Tellurian Drama (2020)
Tellurian Drama Riar Rizaldi Indonesia/Hong Kong SARdigital 26.5 min2020
On May 5, 1923, the Dutch colonial government erected a VLF radio telegraphic transmitter in West Java, one of the most powerful arc transmitters ever built, with the mission of projecting airwaves back to the Netherlands. In March 2020, the present-day Indonesian government embarked on its plan to reactivate the ruins of the station as a historic site and tourist attraction. Radio Malabar was originally constructed in an area traditionally known as Parahyang (the abode of hyang). “Hyang” has its roots in indigenous animism, describing either divine or ancestral entities who possess supernatural powers and invisibly inhabit high places such as hills, mountains, and volcanoes. Tellurian Drama explores the living landscape surrounding Mount Papandayan and Mount Puntang, the complex stratovolcano in West Java used as a suspension point for the transmitter. It tracks the story of Radio Malabar’s enmeshment with cascading histories of colonial rule, ancient Indigenous spiritual belief, and ecological resistance movements across the 20th and 21st centuries. Examining colonial ruins as an apparatus for geoengineering technologies, Rizaldi’s soundtrack composed with Sudanese musician Iman Jimbot, also gives voice to the mountain as a central character in the film’s narrative: the mountain as conductor of ancestral presence.
This film is available to stream globally.
This film is co-presented with Mothlight Microcinema.
Image credits: all artworks, stills, and portraits courtesy of the artist © Riar Rizaldi.
about the artist

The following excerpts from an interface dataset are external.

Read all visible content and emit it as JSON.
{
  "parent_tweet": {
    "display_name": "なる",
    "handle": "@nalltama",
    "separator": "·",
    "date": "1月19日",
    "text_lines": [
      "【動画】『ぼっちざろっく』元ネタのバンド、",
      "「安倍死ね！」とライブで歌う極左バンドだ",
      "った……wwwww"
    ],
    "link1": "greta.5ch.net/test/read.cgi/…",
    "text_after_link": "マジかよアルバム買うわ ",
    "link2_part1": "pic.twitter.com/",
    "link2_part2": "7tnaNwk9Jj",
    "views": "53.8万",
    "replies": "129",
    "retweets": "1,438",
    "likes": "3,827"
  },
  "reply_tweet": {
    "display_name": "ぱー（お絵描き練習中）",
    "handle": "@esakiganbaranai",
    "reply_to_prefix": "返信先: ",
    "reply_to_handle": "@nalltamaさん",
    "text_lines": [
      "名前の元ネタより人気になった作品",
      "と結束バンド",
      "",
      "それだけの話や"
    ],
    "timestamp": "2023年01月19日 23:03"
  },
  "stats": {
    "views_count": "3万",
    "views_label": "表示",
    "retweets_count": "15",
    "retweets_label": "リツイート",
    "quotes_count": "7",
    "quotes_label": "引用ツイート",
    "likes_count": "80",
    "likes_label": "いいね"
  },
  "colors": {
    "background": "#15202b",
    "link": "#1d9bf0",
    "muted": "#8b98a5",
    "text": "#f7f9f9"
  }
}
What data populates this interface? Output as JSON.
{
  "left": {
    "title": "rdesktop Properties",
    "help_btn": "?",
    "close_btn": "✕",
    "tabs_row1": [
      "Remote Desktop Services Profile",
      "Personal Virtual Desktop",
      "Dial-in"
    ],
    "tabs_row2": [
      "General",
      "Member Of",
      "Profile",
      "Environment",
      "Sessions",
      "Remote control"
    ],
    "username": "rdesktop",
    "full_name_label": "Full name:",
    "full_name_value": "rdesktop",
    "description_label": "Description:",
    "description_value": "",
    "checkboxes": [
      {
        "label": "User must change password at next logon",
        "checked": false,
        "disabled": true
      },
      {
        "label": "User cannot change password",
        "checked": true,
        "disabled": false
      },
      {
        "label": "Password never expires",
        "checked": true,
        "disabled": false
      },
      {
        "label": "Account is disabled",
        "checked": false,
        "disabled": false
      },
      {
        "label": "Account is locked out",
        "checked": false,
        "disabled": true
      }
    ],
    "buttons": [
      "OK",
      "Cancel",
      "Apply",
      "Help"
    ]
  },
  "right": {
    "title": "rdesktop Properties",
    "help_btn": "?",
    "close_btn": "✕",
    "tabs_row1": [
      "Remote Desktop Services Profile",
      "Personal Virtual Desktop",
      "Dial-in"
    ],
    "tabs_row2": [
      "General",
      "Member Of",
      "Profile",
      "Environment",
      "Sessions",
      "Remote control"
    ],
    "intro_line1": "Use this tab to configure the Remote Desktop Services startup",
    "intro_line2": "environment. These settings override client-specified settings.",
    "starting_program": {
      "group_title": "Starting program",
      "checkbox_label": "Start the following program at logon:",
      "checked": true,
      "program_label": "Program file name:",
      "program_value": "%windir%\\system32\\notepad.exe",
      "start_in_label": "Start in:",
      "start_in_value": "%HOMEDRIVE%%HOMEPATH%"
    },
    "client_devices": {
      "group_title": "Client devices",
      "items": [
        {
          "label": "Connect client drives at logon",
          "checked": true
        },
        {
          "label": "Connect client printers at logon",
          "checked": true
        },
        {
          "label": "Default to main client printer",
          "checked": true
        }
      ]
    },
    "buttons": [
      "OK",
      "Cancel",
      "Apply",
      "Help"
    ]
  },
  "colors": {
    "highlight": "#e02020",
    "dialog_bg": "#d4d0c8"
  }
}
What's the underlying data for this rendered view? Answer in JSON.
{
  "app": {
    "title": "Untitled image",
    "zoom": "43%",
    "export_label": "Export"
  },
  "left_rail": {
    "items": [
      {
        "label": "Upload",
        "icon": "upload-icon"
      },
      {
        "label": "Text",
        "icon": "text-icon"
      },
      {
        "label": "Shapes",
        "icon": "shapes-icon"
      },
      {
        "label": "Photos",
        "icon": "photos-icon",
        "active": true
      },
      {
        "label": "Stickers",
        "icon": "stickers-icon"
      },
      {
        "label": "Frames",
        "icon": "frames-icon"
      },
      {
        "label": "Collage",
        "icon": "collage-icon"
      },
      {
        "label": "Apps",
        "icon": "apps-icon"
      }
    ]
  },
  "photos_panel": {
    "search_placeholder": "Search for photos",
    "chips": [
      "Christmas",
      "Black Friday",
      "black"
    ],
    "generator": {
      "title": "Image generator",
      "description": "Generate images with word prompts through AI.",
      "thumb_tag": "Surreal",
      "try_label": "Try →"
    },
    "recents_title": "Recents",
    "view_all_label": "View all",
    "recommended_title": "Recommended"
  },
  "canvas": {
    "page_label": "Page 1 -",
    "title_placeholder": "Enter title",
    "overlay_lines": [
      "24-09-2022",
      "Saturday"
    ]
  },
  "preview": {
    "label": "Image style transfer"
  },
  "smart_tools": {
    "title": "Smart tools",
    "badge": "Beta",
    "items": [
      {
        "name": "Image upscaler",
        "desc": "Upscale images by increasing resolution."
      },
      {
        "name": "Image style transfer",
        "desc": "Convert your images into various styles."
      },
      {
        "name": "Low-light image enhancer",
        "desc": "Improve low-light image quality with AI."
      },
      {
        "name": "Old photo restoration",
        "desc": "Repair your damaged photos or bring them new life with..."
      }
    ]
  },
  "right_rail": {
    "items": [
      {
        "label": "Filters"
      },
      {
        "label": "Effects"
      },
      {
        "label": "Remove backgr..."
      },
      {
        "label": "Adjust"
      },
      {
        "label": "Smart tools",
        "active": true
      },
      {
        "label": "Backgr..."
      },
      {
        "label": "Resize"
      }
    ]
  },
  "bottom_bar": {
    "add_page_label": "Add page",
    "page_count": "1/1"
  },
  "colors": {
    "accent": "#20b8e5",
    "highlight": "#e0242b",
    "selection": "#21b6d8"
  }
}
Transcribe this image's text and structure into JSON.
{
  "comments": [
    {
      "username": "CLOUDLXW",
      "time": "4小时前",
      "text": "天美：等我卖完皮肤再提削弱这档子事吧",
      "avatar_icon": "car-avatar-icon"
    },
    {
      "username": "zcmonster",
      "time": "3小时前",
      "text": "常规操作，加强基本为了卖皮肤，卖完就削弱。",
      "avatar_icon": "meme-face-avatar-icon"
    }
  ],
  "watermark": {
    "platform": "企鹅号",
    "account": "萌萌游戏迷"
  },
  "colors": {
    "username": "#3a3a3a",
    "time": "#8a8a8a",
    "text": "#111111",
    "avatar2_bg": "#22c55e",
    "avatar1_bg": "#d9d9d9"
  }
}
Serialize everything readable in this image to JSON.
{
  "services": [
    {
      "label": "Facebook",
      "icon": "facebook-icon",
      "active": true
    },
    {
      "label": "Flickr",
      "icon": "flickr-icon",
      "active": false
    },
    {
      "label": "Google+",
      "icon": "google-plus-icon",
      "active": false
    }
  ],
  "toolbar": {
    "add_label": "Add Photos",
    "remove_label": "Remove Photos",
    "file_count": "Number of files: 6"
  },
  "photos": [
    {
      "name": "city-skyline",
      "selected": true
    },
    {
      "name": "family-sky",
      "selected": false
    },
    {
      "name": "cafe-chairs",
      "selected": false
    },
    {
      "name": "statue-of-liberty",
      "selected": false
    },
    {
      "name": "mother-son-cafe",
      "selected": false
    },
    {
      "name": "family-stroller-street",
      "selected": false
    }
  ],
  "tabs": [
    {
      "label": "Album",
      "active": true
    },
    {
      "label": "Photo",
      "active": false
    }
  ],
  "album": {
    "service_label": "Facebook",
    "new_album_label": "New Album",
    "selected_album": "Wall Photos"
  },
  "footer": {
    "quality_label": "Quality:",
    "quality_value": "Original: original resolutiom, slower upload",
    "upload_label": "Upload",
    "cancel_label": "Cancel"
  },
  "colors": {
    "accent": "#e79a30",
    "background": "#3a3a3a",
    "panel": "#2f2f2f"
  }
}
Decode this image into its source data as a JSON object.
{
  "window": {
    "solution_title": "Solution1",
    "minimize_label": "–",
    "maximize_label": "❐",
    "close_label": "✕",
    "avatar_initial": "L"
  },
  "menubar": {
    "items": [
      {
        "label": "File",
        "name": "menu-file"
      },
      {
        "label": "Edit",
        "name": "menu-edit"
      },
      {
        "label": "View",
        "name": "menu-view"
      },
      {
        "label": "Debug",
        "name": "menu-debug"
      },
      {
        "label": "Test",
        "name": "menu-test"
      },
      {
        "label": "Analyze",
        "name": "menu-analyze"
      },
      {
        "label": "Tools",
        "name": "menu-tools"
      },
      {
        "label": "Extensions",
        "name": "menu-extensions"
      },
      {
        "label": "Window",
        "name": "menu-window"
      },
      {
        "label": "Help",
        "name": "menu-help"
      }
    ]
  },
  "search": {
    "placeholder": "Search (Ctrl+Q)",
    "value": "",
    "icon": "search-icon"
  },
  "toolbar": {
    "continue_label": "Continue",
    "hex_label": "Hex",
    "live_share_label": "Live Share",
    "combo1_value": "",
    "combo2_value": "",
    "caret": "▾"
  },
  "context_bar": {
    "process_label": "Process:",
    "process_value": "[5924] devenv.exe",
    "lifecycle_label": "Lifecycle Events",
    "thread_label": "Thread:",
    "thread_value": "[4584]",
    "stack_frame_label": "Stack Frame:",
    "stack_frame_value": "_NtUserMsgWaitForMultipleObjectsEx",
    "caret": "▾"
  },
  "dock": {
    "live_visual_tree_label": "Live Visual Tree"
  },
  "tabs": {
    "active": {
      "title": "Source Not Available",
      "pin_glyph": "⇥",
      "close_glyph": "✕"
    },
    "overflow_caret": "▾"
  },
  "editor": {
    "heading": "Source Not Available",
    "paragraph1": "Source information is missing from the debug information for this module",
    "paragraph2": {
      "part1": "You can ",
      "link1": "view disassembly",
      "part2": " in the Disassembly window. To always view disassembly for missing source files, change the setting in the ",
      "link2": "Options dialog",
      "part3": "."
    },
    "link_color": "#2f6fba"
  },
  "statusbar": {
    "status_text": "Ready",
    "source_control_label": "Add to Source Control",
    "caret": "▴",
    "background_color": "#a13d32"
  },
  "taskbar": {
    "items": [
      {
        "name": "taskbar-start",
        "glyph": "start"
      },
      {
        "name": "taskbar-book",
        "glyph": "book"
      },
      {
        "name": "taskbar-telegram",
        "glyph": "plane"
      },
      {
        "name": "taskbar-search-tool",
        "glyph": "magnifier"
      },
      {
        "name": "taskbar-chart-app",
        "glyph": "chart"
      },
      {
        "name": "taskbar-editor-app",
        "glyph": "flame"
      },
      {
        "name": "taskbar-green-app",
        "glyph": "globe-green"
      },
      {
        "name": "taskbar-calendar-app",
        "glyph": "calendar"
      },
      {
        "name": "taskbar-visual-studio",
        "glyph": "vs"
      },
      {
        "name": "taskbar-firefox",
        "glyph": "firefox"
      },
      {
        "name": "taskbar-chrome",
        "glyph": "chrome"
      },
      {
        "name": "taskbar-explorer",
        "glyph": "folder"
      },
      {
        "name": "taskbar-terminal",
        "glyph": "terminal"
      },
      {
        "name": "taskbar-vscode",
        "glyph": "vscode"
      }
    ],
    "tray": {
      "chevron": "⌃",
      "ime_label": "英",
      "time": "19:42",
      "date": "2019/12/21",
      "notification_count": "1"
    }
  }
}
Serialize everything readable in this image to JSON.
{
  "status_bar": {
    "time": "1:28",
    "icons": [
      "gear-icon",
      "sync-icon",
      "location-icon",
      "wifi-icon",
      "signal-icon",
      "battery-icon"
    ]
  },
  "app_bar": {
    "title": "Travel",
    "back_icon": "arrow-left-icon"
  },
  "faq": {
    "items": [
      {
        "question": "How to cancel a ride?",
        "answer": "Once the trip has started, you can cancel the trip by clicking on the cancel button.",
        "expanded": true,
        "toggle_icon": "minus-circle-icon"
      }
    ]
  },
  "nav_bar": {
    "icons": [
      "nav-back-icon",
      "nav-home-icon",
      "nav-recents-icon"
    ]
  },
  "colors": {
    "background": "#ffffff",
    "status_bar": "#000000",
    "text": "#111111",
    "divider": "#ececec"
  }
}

Riar Rizaldi (Indonesia/Hong Kong SAR) is an artist, filmmaker, and curator born in Bandung, Indonesia in 1990. His videos, installations, performances, and radio plays focus on the relationships between capitalism, technology, extractivism, and theoretical fiction. He received a BFA in Digital Filmmaking from Middlesex University London (2014), and an MA in Creative Art Practice from Newcastle University (2016). He is pursuing a PhD at the School of Creative Media, City University of Hong Kong. His recent films, including Kasiterit (2019), Tellurian Drama (2020), and Becquerel (2021), have been exhibited widely at festivals, museums, and galleries internationally, including the National Gallery of Indonesia, Centre Pompidou, Locarno Film Festival, Bangkok Underground Film Festival, BFI Southbank, DOK Leipzig, Guangdong Times Museum, Asian Film Archive, Documenta Madrid, Images Festival, Centro Audiovisual Max Stahl Timor-Leste, Asia-Pacific Triennial of Performing Arts, Cinéma du Réel, Kyiv International Short Film Festival, Birkbeck Institute for the Moving Image, Moscow International Experimental Film Festival, Singapore International Film Festival, Centre National du Cinéma, Viennale, and the Yayasan Biennale Yogyakarta, among others. He is the recipient of awards and accolades, including the Newcastle Institute of Creative Art Practice Award (2016); Silver Screen Award for Best Southeast Asian Short Film, Singapore International Film Festival; Best Short Film, Lausanne Underground Film & Music Festival (2020); and the Hubert Bals Fund, International Film Festival Rotterdam (2021). His film Ghosts Like Us (2020) was voted Top Ten Video Essays, Sight & Sound (2020). Writing about his practice has appeared in Map Magazine, Ocula, Variety, The Jakarta Post, and elsewhere. He has curated projects for ARKIPEL – Jakarta International Documentary and Experimental Film Festival, Jogja National Museum, and NTT InterCommunication Center in Tokyo. Rizaldi is co-founder of the art collective SALON, a platform for experimentation in the fields of media, performance, and improvisation in Bandung, Indonesia. He lives and works between Indonesia and Hong Kong.